The court of appeals in State Line Agri based its decision to hold the employer liable on the fact that the First District’s opinion in EEI “did not discuss whether the actions facilitated EEI’s business.” 2011 WL 1753327, at *5. A benefit inuring to the employer has never been an essential element under Ohio law for determining whether respondeat superior imposes strict liability on the employer for employee acts prohibited by employer policy.
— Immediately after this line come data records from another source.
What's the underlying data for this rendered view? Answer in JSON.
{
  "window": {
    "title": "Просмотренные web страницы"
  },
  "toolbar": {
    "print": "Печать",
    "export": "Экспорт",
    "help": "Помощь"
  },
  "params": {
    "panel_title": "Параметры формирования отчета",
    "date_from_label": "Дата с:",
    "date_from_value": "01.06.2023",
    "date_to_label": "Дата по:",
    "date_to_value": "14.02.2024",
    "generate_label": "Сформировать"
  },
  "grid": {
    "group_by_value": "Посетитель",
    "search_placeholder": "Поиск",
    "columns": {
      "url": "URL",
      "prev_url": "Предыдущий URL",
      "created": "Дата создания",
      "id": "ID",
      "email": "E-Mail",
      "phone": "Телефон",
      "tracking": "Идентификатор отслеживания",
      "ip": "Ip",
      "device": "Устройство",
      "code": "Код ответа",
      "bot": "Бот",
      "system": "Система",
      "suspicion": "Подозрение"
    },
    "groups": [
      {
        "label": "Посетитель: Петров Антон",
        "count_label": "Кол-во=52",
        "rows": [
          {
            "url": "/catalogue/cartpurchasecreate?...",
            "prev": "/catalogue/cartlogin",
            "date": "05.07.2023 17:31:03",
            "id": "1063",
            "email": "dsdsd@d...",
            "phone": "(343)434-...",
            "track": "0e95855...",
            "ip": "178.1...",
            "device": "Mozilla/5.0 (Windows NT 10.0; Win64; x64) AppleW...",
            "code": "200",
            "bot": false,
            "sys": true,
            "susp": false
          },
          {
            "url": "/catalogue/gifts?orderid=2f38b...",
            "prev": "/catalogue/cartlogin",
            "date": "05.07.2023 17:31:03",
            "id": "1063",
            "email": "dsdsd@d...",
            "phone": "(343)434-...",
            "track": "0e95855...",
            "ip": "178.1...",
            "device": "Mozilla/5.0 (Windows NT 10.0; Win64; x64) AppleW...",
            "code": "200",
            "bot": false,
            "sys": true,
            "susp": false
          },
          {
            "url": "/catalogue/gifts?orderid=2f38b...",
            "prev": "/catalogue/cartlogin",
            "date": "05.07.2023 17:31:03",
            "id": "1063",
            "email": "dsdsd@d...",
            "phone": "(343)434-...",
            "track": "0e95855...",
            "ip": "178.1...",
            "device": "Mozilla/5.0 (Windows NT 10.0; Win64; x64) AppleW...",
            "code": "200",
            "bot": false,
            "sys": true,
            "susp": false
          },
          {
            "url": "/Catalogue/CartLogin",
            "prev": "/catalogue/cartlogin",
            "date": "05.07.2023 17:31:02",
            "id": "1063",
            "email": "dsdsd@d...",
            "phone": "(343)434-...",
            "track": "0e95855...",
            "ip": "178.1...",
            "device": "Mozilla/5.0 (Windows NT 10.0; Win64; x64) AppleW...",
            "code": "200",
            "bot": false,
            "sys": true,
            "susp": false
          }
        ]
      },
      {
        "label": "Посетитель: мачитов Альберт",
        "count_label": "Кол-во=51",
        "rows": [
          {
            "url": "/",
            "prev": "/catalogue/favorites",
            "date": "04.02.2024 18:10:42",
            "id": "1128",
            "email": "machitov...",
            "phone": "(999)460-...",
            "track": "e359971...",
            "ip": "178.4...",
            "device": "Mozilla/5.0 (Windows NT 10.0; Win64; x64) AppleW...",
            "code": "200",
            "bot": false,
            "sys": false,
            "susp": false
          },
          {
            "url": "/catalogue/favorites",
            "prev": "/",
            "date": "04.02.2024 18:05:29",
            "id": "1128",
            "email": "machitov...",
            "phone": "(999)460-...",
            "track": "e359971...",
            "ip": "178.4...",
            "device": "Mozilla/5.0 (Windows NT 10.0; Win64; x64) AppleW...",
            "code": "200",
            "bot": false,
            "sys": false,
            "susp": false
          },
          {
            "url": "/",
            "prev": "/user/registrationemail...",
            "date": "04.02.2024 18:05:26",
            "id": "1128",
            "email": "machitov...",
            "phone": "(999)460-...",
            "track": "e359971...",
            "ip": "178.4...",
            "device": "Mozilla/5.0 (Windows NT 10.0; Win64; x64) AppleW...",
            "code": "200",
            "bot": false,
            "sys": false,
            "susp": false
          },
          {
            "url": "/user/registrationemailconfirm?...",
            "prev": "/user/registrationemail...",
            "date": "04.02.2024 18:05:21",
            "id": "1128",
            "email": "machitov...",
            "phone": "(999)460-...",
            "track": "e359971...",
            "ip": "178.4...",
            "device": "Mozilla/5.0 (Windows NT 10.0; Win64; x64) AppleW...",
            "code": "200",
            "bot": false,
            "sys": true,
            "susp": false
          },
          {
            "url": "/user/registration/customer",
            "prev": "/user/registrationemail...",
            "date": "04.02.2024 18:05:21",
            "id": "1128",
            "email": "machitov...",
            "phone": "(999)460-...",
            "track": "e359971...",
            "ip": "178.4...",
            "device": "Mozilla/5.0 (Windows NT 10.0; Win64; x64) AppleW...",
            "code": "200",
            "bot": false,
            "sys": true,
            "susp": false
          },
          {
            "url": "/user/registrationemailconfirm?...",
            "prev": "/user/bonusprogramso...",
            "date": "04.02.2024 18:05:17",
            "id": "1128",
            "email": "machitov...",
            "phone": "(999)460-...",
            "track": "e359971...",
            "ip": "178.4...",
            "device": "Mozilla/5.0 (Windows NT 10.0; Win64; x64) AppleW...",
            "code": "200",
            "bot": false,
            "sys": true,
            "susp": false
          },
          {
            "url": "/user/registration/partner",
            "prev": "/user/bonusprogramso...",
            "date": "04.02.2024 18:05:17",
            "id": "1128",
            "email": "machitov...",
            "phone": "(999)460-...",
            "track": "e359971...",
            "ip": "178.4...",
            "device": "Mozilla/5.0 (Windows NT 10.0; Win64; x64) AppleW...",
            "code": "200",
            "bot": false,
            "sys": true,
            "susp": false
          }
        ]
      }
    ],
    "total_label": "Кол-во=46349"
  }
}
In EEI, the Attorney General made the same argument: that the employer benefited from the employee’s acts that violated environmental law.2 See, Reply Brief of State of Ohio, Ohio v. EEI, Ohio Supreme Court, No. 89-1226, at pp. 29-30 (“These very same cases go to suggest that an employee is deemed to be acting within the scope of his employment if he is acting on behalf of his employer and, at least in part, for the benefit of his employer….his actions were obviously intended to benefit EEI…”). The Ohio Supreme Court held that EEI, the employer, was not liable under these same facts. The Second District Court of Appeals in State Line Agri was not free to disregard the prior decision of the Ohio Supreme Court.3
The hierarchy of American jurisprudence is based on the requirement that inferior state courts follow the decisions of their state supreme courts. The State Line Agri court took a different path.
For more information concerning this subject, please contact Kim Burke of Taft’s Environmental Practice, who was trial and appellate counsel for the employer in the EEI case.
1 The Ohio Supreme Court in EEI not only affirmed the judgment in favor of the employer after trial, but also reversed the State’s judgment against the employer on the two counts for which violations were found. The trial court’s imposition of a fine of $1000 against the employer was reversed by the First District Court of Appeals, and the Supreme Court agreed. Put simply, the Ohio Supreme Court in EEI affirmed a finding of judgment in favor of the defendant employer on all 17 counts of the Attorney General’s enforcement complaint tried to the court, and rehearing requested by the Attorney General was denied by the Supreme Court. The EEI decision has never been modified or reversed by the Ohio Supreme Court and remains the law of Ohio.
2 “The court of appeals reversed the trial court, holding that EEI was not vicariously liable for [the employee’s] acts. As this case was tried to the court, and not a jury, we conclude that the court of appeals was clearly within its authority to reverse the trial court and enter judgment for EEI under App.R. 12(C) and, therefore, we affirm this portion of the appellate court’s judgment.” EEI, 53 Ohio St.3d at 149.
3 Manion v. Sandel, (2001) 91 Ohio St.3d 318, 322, 2001 –Ohio– 47 (“However, courts of appeals are required to follow the law as it interpreted by this court.”)